(Records from a data source)
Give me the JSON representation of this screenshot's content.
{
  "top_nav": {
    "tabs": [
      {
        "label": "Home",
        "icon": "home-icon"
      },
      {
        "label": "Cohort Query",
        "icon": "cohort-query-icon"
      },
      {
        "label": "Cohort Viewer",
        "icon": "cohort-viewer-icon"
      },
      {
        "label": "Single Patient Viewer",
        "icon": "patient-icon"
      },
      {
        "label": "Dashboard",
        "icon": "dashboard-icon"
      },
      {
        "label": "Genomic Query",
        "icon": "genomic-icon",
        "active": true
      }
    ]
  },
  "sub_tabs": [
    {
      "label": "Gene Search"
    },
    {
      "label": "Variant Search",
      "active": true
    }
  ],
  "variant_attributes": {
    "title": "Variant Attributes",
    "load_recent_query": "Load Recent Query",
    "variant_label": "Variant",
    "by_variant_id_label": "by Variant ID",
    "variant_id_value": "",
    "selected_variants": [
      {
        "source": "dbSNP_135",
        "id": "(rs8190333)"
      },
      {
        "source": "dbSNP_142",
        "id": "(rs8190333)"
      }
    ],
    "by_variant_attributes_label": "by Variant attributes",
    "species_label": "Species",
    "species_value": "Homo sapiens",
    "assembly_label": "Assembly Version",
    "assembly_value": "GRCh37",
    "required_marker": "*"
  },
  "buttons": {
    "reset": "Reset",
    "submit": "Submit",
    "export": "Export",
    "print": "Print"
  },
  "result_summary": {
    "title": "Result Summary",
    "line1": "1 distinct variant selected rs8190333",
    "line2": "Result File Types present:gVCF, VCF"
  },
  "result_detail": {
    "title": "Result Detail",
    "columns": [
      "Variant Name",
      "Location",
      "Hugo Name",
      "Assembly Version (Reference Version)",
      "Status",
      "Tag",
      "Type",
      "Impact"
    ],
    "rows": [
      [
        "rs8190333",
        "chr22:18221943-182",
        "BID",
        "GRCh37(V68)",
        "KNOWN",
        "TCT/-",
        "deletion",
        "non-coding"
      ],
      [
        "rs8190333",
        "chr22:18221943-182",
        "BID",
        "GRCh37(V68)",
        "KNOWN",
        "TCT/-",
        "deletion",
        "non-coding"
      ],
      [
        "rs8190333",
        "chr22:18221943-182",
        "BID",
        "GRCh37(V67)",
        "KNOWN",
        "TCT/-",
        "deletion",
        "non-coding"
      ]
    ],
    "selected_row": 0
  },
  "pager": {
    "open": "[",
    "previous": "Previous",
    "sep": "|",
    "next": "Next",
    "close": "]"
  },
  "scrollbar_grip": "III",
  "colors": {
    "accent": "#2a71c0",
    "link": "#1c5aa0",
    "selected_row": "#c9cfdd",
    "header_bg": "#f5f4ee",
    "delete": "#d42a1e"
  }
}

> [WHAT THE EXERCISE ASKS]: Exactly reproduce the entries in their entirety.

> [EXERCISE RESULT]:
Give me the JSON representation of this screenshot's content.
{
  "top_nav": {
    "tabs": [
      {
        "label": "Home",
        "icon": "home-icon"
      },
      {
        "label": "Cohort Query",
        "icon": "cohort-query-icon"
      },
      {
        "label": "Cohort Viewer",
        "icon": "cohort-viewer-icon"
      },
      {
        "label": "Single Patient Viewer",
        "icon": "patient-icon"
      },
      {
        "label": "Dashboard",
        "icon": "dashboard-icon"
      },
      {
        "label": "Genomic Query",
        "icon": "genomic-icon",
        "active": true
      }
    ]
  },
  "sub_tabs": [
    {
      "label": "Gene Search"
    },
    {
      "label": "Variant Search",
      "active": true
    }
  ],
  "variant_attributes": {
    "title": "Variant Attributes",
    "load_recent_query": "Load Recent Query",
    "variant_label": "Variant",
    "by_variant_id_label": "by Variant ID",
    "variant_id_value": "",
    "selected_variants": [
      {
        "source": "dbSNP_135",
        "id": "(rs8190333)"
      },
      {
        "source": "dbSNP_142",
        "id": "(rs8190333)"
      }
    ],
    "by_variant_attributes_label": "by Variant attributes",
    "species_label": "Species",
    "species_value": "Homo sapiens",
    "assembly_label": "Assembly Version",
    "assembly_value": "GRCh37",
    "required_marker": "*"
  },
  "buttons": {
    "reset": "Reset",
    "submit": "Submit",
    "export": "Export",
    "print": "Print"
  },
  "result_summary": {
    "title": "Result Summary",
    "line1": "1 distinct variant selected rs8190333",
    "line2": "Result File Types present:gVCF, VCF"
  },
  "result_detail": {
    "title": "Result Detail",
    "columns": [
      "Variant Name",
      "Location",
      "Hugo Name",
      "Assembly Version (Reference Version)",
      "Status",
      "Tag",
      "Type",
      "Impact"
    ],
    "rows": [
      [
        "rs8190333",
        "chr22:18221943-182",
        "BID",
        "GRCh37(V68)",
        "KNOWN",
        "TCT/-",
        "deletion",
        "non-coding"
      ],
      [
        "rs8190333",
        "chr22:18221943-182",
        "BID",
        "GRCh37(V68)",
        "KNOWN",
        "TCT/-",
        "deletion",
        "non-coding"
      ],
      [
        "rs8190333",
        "chr22:18221943-182",
        "BID",
        "GRCh37(V67)",
        "KNOWN",
        "TCT/-",
        "deletion",
        "non-coding"
      ]
    ],
    "selected_row": 0
  },
  "pager": {
    "open": "[",
    "previous": "Previous",
    "sep": "|",
    "next": "Next",
    "close": "]"
  },
  "scrollbar_grip": "III",
  "colors": {
    "accent": "#2a71c0",
    "link": "#1c5aa0",
    "selected_row": "#c9cfdd",
    "header_bg": "#f5f4ee",
    "delete": "#d42a1e"
  }
}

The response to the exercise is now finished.